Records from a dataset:
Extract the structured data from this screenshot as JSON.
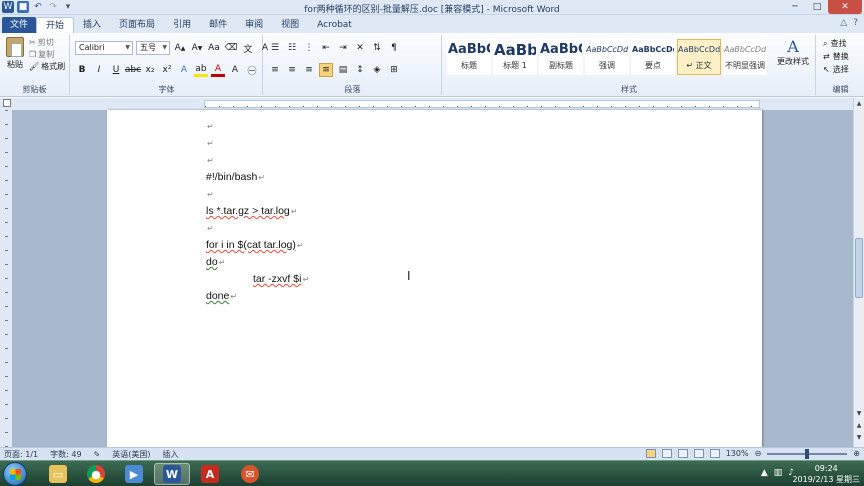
{
  "window": {
    "title": "for两种循环的区别-批量解压.doc [兼容模式] - Microsoft Word",
    "controls": {
      "minimize": "─",
      "maximize": "□",
      "close": "✕"
    }
  },
  "tabs": [
    "文件",
    "开始",
    "插入",
    "页面布局",
    "引用",
    "邮件",
    "审阅",
    "视图",
    "Acrobat"
  ],
  "active_tab": "开始",
  "ribbon": {
    "clipboard": {
      "paste": "粘贴",
      "cut": "剪切",
      "copy": "复制",
      "format_painter": "格式刷",
      "label": "剪贴板"
    },
    "font": {
      "name": "Calibri",
      "size": "五号",
      "label": "字体"
    },
    "paragraph": {
      "label": "段落"
    },
    "styles": {
      "label": "样式",
      "items": [
        {
          "preview": "AaBbC",
          "name": "标题"
        },
        {
          "preview": "AaBb",
          "name": "标题 1"
        },
        {
          "preview": "AaBbC",
          "name": "副标题"
        },
        {
          "preview": "AaBbCcDd",
          "name": "强调"
        },
        {
          "preview": "AaBbCcDd",
          "name": "要点"
        },
        {
          "preview": "AaBbCcDd",
          "name": "↵ 正文"
        },
        {
          "preview": "AaBbCcDd",
          "name": "不明显强调"
        }
      ],
      "active_index": 5,
      "change_styles": "更改样式"
    },
    "editing": {
      "label": "编辑",
      "find": "查找",
      "replace": "替换",
      "select": "选择"
    }
  },
  "document": {
    "lines": [
      {
        "text": "",
        "mark": "↵"
      },
      {
        "text": "",
        "mark": "↵"
      },
      {
        "text": "",
        "mark": "↵"
      },
      {
        "text": "#!/bin/bash",
        "mark": "↵"
      },
      {
        "text": "",
        "mark": "↵"
      },
      {
        "text": "ls *.tar.gz > tar.log",
        "mark": "↵"
      },
      {
        "text": "",
        "mark": "↵"
      },
      {
        "text": "for i in $(cat tar.log)",
        "mark": "↵"
      },
      {
        "text": "do",
        "mark": "↵"
      },
      {
        "text": "tar -zxvf $i",
        "mark": "↵"
      },
      {
        "text": "done",
        "mark": "↵"
      }
    ]
  },
  "statusbar": {
    "page": "页面: 1/1",
    "words": "字数: 49",
    "language": "英语(美国)",
    "mode": "插入",
    "zoom": "130%"
  },
  "taskbar": {
    "time": "09:24",
    "date": "2019/2/13 星期三"
  }
}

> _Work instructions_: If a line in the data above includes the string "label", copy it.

> _Response_:
      "label": "剪贴板"
      "label": "字体"
      "label": "段落"
      "label": "样式",
      "label": "编辑",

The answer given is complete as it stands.